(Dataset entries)
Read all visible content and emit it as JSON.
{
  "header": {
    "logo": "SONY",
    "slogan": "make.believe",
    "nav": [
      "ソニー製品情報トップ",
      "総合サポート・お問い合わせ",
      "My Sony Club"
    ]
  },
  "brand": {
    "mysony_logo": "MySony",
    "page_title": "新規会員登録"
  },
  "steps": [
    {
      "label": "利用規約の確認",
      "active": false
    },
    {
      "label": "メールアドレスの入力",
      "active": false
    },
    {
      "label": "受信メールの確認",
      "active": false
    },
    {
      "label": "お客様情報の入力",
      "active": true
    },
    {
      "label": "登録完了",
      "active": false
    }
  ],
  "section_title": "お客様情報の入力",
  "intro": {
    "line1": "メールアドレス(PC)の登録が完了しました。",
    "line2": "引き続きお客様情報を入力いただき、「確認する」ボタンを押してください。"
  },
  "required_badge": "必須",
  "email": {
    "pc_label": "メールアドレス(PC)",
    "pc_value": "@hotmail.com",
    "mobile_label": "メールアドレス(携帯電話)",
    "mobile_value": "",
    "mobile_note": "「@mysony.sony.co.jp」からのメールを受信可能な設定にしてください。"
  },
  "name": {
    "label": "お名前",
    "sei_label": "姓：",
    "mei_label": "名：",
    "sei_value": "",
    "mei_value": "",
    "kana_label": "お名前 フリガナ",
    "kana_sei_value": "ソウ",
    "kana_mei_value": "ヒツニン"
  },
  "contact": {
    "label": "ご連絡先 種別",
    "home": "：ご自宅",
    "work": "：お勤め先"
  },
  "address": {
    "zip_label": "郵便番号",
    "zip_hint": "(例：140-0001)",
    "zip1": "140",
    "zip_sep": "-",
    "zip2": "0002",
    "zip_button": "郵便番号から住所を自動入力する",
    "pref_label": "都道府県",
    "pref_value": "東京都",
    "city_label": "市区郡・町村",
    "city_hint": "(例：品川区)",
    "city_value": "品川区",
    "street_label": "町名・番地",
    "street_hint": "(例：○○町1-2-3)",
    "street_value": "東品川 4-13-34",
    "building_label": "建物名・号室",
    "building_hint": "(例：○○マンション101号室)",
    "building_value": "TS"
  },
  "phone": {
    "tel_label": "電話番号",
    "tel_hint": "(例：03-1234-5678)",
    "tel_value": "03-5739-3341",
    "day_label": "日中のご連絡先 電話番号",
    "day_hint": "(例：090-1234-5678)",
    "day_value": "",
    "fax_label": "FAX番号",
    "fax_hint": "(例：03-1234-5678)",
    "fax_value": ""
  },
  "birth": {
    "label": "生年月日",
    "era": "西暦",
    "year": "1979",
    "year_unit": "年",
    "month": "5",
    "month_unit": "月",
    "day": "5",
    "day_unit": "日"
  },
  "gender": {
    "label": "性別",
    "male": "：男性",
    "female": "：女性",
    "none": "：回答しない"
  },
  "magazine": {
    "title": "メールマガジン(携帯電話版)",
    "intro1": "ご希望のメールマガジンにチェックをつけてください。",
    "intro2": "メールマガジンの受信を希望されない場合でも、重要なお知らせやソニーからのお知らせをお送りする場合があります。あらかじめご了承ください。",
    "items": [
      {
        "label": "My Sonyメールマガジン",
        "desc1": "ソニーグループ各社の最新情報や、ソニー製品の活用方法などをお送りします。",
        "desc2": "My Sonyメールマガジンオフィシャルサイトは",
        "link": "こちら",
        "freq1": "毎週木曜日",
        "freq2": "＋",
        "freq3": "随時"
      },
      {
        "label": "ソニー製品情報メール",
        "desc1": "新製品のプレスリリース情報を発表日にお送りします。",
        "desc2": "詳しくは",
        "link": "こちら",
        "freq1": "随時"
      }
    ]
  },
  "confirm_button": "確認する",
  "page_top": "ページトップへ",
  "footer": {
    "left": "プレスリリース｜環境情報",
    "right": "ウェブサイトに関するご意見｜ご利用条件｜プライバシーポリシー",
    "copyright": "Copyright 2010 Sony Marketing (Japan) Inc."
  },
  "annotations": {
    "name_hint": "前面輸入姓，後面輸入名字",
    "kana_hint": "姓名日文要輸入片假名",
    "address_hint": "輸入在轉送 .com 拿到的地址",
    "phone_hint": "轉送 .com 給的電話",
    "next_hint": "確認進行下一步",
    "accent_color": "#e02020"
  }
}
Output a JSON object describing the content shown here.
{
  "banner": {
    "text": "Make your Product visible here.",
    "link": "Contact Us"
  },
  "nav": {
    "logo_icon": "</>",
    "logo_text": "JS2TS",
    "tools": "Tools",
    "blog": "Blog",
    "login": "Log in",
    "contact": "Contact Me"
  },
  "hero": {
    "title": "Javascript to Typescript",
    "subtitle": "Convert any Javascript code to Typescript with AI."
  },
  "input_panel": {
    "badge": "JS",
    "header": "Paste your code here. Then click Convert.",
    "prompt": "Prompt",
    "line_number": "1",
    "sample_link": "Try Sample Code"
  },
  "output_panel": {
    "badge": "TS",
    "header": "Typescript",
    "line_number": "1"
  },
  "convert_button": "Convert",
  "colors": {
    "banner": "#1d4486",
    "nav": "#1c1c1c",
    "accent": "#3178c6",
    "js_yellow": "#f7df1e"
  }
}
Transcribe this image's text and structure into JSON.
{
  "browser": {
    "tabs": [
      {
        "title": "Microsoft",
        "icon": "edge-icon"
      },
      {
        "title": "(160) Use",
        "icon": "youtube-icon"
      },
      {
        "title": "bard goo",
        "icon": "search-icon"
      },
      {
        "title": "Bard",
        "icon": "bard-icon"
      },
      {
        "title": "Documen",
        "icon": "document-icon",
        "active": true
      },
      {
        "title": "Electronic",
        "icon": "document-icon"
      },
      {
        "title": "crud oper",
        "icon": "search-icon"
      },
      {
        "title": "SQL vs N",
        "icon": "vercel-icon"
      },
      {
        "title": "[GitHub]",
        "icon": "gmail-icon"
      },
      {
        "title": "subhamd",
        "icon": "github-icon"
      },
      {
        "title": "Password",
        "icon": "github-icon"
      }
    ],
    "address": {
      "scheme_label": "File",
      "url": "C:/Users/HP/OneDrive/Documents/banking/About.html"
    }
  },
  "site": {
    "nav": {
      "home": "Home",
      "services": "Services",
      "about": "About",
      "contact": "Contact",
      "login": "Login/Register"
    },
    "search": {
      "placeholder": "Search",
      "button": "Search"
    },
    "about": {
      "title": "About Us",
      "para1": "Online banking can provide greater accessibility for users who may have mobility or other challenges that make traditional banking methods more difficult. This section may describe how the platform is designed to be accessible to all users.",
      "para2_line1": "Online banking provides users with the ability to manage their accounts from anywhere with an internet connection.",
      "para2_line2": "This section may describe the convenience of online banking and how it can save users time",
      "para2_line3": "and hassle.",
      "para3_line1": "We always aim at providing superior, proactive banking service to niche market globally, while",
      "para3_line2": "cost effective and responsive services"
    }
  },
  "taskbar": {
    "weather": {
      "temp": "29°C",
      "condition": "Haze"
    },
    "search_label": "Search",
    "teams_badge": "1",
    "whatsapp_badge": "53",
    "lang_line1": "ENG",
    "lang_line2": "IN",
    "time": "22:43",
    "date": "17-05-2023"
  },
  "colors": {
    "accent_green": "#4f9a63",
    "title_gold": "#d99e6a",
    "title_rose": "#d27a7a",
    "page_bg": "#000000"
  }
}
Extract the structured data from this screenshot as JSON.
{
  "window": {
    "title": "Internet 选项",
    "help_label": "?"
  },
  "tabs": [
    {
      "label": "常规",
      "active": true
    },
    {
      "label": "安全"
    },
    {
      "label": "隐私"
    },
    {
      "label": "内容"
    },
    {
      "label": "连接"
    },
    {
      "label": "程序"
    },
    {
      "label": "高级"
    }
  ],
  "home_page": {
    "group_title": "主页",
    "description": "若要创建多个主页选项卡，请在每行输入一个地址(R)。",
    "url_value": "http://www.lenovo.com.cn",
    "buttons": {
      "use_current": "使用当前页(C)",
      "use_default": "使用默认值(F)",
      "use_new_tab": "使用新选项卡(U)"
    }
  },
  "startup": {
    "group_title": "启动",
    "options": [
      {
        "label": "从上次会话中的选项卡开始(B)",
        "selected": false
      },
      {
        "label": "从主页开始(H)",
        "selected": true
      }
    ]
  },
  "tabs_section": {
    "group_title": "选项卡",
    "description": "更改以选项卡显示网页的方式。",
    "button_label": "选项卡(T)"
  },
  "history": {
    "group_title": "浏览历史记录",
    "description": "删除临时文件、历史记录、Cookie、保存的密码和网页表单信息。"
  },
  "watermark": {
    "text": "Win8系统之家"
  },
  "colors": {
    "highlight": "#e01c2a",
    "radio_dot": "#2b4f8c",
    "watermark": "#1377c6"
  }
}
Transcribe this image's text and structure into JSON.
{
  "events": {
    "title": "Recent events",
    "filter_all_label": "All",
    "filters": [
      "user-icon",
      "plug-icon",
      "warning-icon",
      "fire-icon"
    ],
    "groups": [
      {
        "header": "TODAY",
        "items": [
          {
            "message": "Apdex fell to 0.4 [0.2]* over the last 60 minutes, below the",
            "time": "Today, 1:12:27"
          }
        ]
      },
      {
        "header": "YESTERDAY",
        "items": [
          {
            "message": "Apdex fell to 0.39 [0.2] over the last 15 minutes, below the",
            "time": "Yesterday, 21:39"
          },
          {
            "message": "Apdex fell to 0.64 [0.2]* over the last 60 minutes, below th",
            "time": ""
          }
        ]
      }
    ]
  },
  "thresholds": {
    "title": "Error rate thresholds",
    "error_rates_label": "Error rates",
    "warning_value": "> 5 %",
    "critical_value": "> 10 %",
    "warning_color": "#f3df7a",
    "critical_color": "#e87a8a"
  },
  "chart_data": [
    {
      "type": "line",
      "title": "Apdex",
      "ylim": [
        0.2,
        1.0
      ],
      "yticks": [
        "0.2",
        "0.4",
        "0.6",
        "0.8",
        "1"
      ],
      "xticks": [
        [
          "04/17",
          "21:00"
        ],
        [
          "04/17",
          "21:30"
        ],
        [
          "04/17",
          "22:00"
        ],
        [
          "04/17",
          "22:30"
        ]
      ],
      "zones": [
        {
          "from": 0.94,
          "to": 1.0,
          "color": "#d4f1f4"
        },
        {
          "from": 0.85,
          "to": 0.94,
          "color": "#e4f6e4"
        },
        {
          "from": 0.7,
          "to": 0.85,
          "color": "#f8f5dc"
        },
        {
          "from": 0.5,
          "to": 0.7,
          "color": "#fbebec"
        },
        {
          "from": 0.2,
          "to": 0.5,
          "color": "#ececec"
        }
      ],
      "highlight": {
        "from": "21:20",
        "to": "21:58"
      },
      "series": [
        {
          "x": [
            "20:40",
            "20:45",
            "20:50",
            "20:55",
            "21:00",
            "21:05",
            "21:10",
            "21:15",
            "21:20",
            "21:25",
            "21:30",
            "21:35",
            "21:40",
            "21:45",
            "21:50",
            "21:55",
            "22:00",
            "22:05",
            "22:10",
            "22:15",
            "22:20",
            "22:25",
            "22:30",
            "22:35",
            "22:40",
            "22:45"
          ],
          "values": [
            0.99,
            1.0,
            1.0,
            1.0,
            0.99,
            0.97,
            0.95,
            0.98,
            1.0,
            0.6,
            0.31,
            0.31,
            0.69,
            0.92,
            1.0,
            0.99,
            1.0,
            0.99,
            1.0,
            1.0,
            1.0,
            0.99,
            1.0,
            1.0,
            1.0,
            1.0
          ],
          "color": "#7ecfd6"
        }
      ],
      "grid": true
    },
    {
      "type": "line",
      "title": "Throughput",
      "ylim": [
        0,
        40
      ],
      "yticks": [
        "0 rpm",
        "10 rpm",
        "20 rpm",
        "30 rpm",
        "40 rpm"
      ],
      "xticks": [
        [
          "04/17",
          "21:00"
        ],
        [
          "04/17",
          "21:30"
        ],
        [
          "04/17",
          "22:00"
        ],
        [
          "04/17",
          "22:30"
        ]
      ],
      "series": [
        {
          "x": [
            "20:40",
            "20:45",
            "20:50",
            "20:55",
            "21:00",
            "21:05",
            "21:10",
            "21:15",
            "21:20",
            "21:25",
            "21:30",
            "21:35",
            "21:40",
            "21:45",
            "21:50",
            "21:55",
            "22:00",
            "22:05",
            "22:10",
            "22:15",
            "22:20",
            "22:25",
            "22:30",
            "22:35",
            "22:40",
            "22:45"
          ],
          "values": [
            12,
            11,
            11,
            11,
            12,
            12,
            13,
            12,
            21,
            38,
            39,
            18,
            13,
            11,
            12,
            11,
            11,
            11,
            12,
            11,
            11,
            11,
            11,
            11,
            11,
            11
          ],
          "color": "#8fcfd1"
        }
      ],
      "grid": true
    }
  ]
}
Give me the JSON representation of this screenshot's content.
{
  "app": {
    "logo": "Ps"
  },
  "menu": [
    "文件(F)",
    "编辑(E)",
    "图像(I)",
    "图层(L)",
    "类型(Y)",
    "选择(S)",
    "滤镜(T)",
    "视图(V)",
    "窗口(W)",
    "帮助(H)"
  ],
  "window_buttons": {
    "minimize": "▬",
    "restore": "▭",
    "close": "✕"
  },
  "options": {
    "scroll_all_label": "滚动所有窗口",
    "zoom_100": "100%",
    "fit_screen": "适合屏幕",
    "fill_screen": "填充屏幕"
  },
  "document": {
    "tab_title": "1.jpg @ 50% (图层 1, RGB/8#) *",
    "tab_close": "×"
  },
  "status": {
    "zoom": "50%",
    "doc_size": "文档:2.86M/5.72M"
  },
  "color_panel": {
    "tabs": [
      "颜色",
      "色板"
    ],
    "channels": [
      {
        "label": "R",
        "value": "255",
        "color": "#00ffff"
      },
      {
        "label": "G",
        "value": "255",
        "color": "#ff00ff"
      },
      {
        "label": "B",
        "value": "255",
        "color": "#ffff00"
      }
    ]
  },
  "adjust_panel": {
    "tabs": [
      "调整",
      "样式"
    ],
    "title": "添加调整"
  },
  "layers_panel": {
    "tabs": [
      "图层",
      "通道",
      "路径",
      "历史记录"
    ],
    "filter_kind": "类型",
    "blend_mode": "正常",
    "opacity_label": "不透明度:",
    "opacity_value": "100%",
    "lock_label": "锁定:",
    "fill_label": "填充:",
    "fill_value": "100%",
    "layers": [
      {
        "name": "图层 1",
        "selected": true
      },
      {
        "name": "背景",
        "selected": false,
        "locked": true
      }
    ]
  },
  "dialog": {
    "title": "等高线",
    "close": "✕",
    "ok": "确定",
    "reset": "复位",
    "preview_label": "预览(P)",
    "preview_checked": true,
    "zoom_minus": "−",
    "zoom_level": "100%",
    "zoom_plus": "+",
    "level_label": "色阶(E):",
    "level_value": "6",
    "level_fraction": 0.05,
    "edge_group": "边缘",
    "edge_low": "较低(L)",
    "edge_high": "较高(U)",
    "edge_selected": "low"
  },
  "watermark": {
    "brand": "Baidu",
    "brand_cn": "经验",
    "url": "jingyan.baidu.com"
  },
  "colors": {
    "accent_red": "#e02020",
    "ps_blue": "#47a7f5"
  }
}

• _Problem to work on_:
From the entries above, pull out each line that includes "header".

• _Output of the task_:
  "header": {
    "header": "Paste your code here. Then click Convert.",
    "header": "Typescript",
        "header": "TODAY",
        "header": "YESTERDAY",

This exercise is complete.